Portraits of Harry and Berlin Gaskell, William Gaskell's nephew and niece once
removed. Both are o

Portraits of Harry and Berlin Gaskell, William Gaskell's nephew and niece once removed. Both are on loan from Diana Sime. - Credit: Archant

Similarly, John and the trustees have not sourced quite everything on their painstakingly-researched wish-list. ‘We’re recreating this house as it would have been, so there are lots of things we’re still seeking,’ he says. ‘Parian-ware busts of the period, drawing and dining-room furniture from about 1850–1860 in a classical style, and books of the time relevant to the family.’

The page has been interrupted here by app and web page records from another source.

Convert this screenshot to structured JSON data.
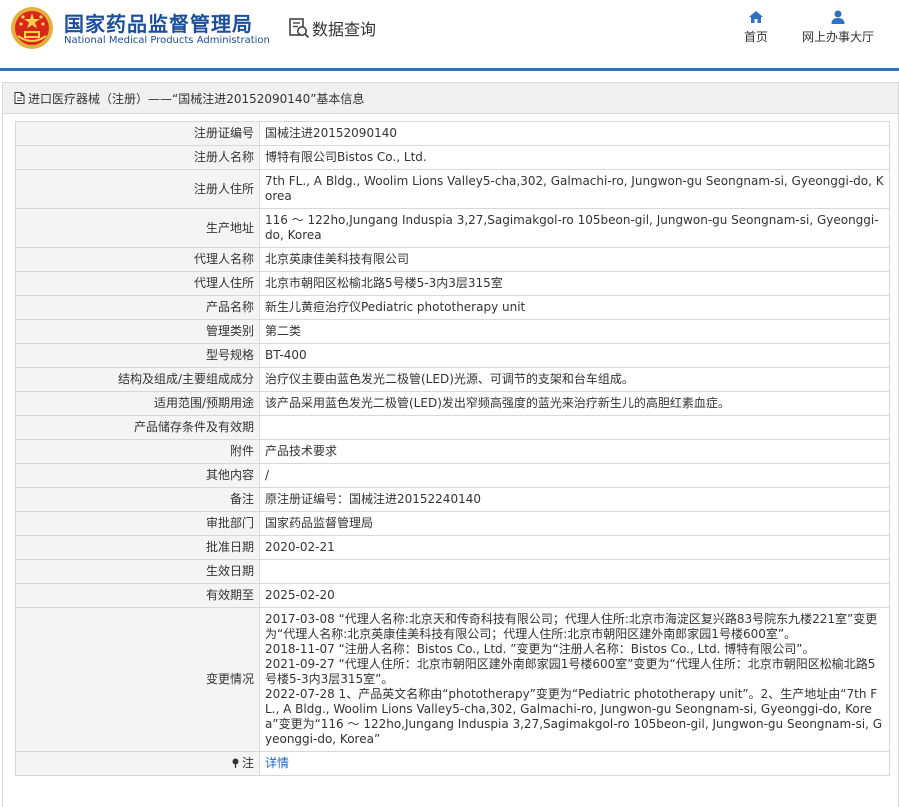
{
  "header": {
    "brand_cn": "国家药品监督管理局",
    "brand_en": "National Medical Products Administration",
    "query_label": "数据查询",
    "nav": [
      {
        "label": "首页",
        "icon": "home-icon"
      },
      {
        "label": "网上办事大厅",
        "icon": "user-icon"
      }
    ],
    "accent_color": "#2d73c4"
  },
  "panel": {
    "title": "进口医疗器械（注册）——“国械注进20152090140”基本信息"
  },
  "fields": [
    {
      "label": "注册证编号",
      "value": "国械注进20152090140"
    },
    {
      "label": "注册人名称",
      "value": "博特有限公司Bistos Co., Ltd."
    },
    {
      "label": "注册人住所",
      "value": "7th FL., A Bldg., Woolim Lions Valley5-cha,302, Galmachi-ro, Jungwon-gu Seongnam-si, Gyeonggi-do, Korea"
    },
    {
      "label": "生产地址",
      "value": "116 ～ 122ho,Jungang Induspia 3,27,Sagimakgol-ro 105beon-gil, Jungwon-gu Seongnam-si, Gyeonggi-do, Korea"
    },
    {
      "label": "代理人名称",
      "value": "北京英康佳美科技有限公司"
    },
    {
      "label": "代理人住所",
      "value": "北京市朝阳区松榆北路5号楼5-3内3层315室"
    },
    {
      "label": "产品名称",
      "value": "新生儿黄疸治疗仪Pediatric phototherapy unit"
    },
    {
      "label": "管理类别",
      "value": "第二类"
    },
    {
      "label": "型号规格",
      "value": "BT-400"
    },
    {
      "label": "结构及组成/主要组成成分",
      "value": "治疗仪主要由蓝色发光二极管(LED)光源、可调节的支架和台车组成。"
    },
    {
      "label": "适用范围/预期用途",
      "value": "该产品采用蓝色发光二极管(LED)发出窄频高强度的蓝光来治疗新生儿的高胆红素血症。"
    },
    {
      "label": "产品储存条件及有效期",
      "value": ""
    },
    {
      "label": "附件",
      "value": "产品技术要求"
    },
    {
      "label": "其他内容",
      "value": "/"
    },
    {
      "label": "备注",
      "value": "原注册证编号：国械注进20152240140"
    },
    {
      "label": "审批部门",
      "value": "国家药品监督管理局"
    },
    {
      "label": "批准日期",
      "value": "2020-02-21"
    },
    {
      "label": "生效日期",
      "value": ""
    },
    {
      "label": "有效期至",
      "value": "2025-02-20"
    }
  ],
  "changes": {
    "label": "变更情况",
    "lines": [
      "2017-03-08 “代理人名称:北京天和传奇科技有限公司；代理人住所:北京市海淀区复兴路83号院东九楼221室”变更为“代理人名称:北京英康佳美科技有限公司；代理人住所:北京市朝阳区建外南郎家园1号楼600室”。",
      "2018-11-07 “注册人名称：Bistos Co., Ltd. ”变更为“注册人名称：Bistos Co., Ltd. 博特有限公司”。",
      "2021-09-27 “代理人住所：北京市朝阳区建外南郎家园1号楼600室”变更为“代理人住所：北京市朝阳区松榆北路5号楼5-3内3层315室”。",
      "2022-07-28 1、产品英文名称由“phototherapy”变更为“Pediatric phototherapy unit”。2、生产地址由“7th FL., A Bldg., Woolim Lions Valley5-cha,302, Galmachi-ro, Jungwon-gu Seongnam-si, Gyeonggi-do, Korea”变更为“116 ～ 122ho,Jungang Induspia 3,27,Sagimakgol-ro 105beon-gil, Jungwon-gu Seongnam-si, Gyeonggi-do, Korea”"
    ]
  },
  "note_row": {
    "label": "注",
    "icon": "pin-icon",
    "link": "详情"
  }
}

Help with furnishing and decoration has come from numerous sources, among them Little Greene who donated wallpaper made to original designs. Someone loaned a demi-grand piano like the one on which Hallé taught Meta Gaskell; and descendants of William whose portrait they’ve provided.

After Meta died in 1913 an auction was held of the contents. ‘There aren’t many truly provenanced Gaskell artefacts now as when the sale took place in 1914 the auctioneer packed the house with stuff from elsewhere, so there were supposedly something like 21 writing desks in the house!’ says John.

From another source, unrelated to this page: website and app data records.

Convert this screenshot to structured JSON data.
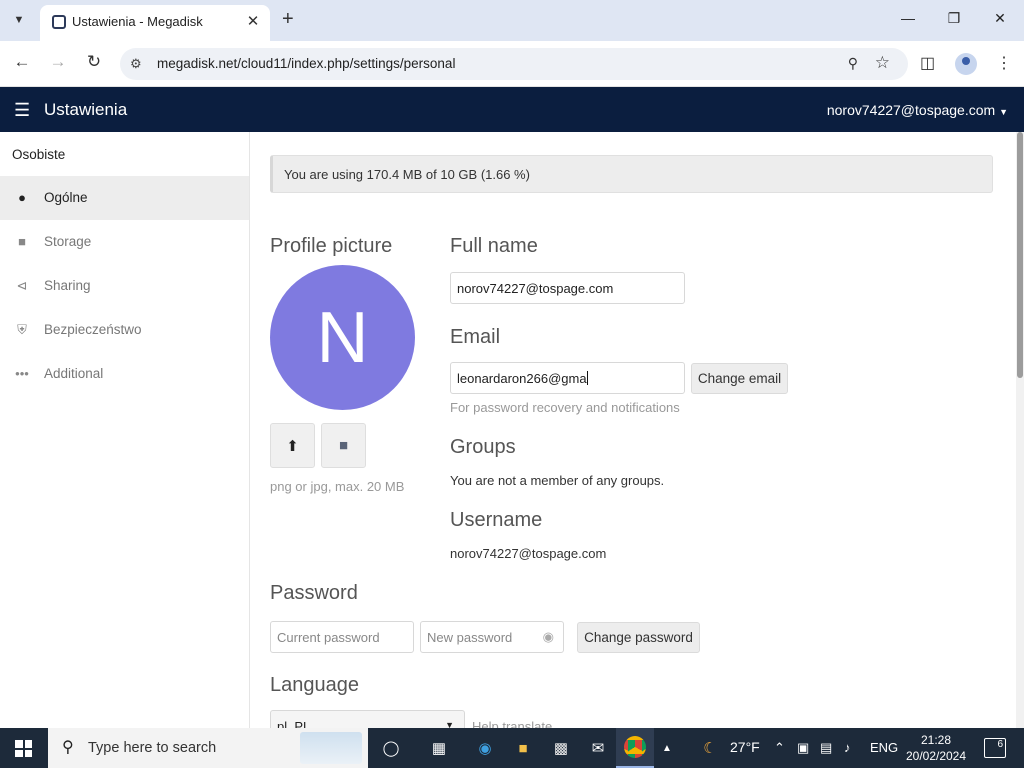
{
  "browser": {
    "tab_title": "Ustawienia - Megadisk",
    "url": "megadisk.net/cloud11/index.php/settings/personal"
  },
  "header": {
    "app_title": "Ustawienia",
    "user": "norov74227@tospage.com"
  },
  "sidebar": {
    "heading": "Osobiste",
    "items": [
      {
        "label": "Ogólne",
        "icon": "person-icon",
        "active": true
      },
      {
        "label": "Storage",
        "icon": "folder-icon",
        "active": false
      },
      {
        "label": "Sharing",
        "icon": "share-icon",
        "active": false
      },
      {
        "label": "Bezpieczeństwo",
        "icon": "shield-icon",
        "active": false
      },
      {
        "label": "Additional",
        "icon": "more-icon",
        "active": false
      }
    ]
  },
  "main": {
    "quota_text": "You are using 170.4 MB of 10 GB (1.66 %)",
    "profile": {
      "heading": "Profile picture",
      "avatar_letter": "N",
      "avatar_color": "#7f7ae0",
      "hint": "png or jpg, max. 20 MB"
    },
    "full_name": {
      "heading": "Full name",
      "value": "norov74227@tospage.com"
    },
    "email": {
      "heading": "Email",
      "value": "leonardaron266@gma",
      "button": "Change email",
      "hint": "For password recovery and notifications"
    },
    "groups": {
      "heading": "Groups",
      "text": "You are not a member of any groups."
    },
    "username": {
      "heading": "Username",
      "value": "norov74227@tospage.com"
    },
    "password": {
      "heading": "Password",
      "current_placeholder": "Current password",
      "new_placeholder": "New password",
      "button": "Change password"
    },
    "language": {
      "heading": "Language",
      "selected": "pl_PL",
      "help": "Help translate"
    }
  },
  "taskbar": {
    "search_placeholder": "Type here to search",
    "weather": "27°F",
    "lang": "ENG",
    "time": "21:28",
    "date": "20/02/2024",
    "notifications": "6"
  },
  "colors": {
    "header_bg": "#0b1e3f",
    "accent": "#7f7ae0"
  }
}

A short film shown in the morning room gives a quick introduction to the Gaskells, then you can sit down in the very masculine study and browse through a book, or wander through the other reception rooms before taking refreshment in the servants’ area.

‘The morning room is the most museum-like area,’ says John. ‘But we really want the house to have the feel it did in Elizabeth’s day.’ Touches to ensure this is achieved include – perhaps surprisingly - fitted carpets, albeit woven in narrow strips. ‘Only much grander homes had rugs and polished boards then. And things like the wallpaper and drapes and carpets coordinate not in the way we think but as they thought in the 1850s.’

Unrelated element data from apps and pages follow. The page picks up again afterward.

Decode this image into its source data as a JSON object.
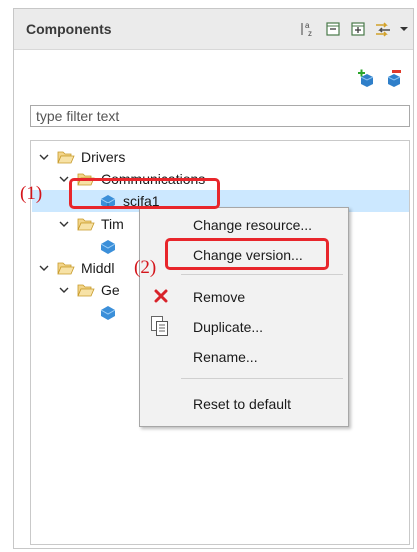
{
  "panel": {
    "title": "Components"
  },
  "filter": {
    "placeholder": "type filter text",
    "value": ""
  },
  "tree": {
    "drivers": "Drivers",
    "communications": "Communications",
    "scifa1": "scifa1",
    "timers_partial": "Tim",
    "middleware_partial": "Middl",
    "generic_partial": "Ge"
  },
  "context_menu": {
    "change_resource": "Change resource...",
    "change_version": "Change version...",
    "remove": "Remove",
    "duplicate": "Duplicate...",
    "rename": "Rename...",
    "reset": "Reset to default"
  },
  "callouts": {
    "one": "(1)",
    "two": "(2)"
  },
  "colors": {
    "selection": "#cce8ff",
    "highlight": "#e8262b",
    "callout_text": "#d4151b",
    "folder": "#f0c75e",
    "component_icon": "#3b8fd9"
  }
}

The house will surely become a major attraction. For lovers of Victorian literature it’s thrilling to hold a stair bannister Dickens touched, to be in rooms where Mrs Gaskell worked on North and South, Cranford and Ruth, and maybe momentarily to hide behind the drawing room curtains as shy Charlotte Brontë once did to avoid company!

And beyond the walls of the house – now a stylish faun rather than the pre-refurbishment ghastly pink – the garden has been planted with varieties of the period, again bringing authentic atmosphere. For, as Charlotte Brontë wrote to a friend: ‘A whispering of leaves and perfume of flowers always pervaded the rooms.’

The restoration has been a long time coming. ‘There was originally interest in turning it into a museum in 1914. Now in 2014 we’re actually doing it,’ John concludes. It was well worth the wait.

A home full of life

In a letter to a friend,Liza Fox, in 1850 Elizabeth Gaskell displayed a strong social conscious. She wrote: ‘We’ve got a house. Yes! We really have. And if I had neither conscience nor prudence I should be delighted, for it certainly is a beauty... I must try and make the house give as much pleasure to others as I can and make it as little a selfish thing as I can.’

Eighteen years earlier she had wed William Gaskell, the assistant minister at Cross Street Unitarian Chapel in Manchester. Their third home was 84 Plymouth Grove. Here they grew flowers and vegetables and kept a cow, pigs and poultry.

The Gaskells had four daughters and a son, William, who died as a baby of scarlet fever. Her husband suggested that Elizabeth wrote a novel as a distraction from her grief. The result was Mary Barton, which is subtitled A Tale of Manchester Life.

The novel was published anonymously in 1848 and its subject, the appalling state of the poor in in the Manchester area, contributed to calls for social change. Her book Cranford was partly written in a tower at Silverdale during holidays to escape Manchester’s pollution.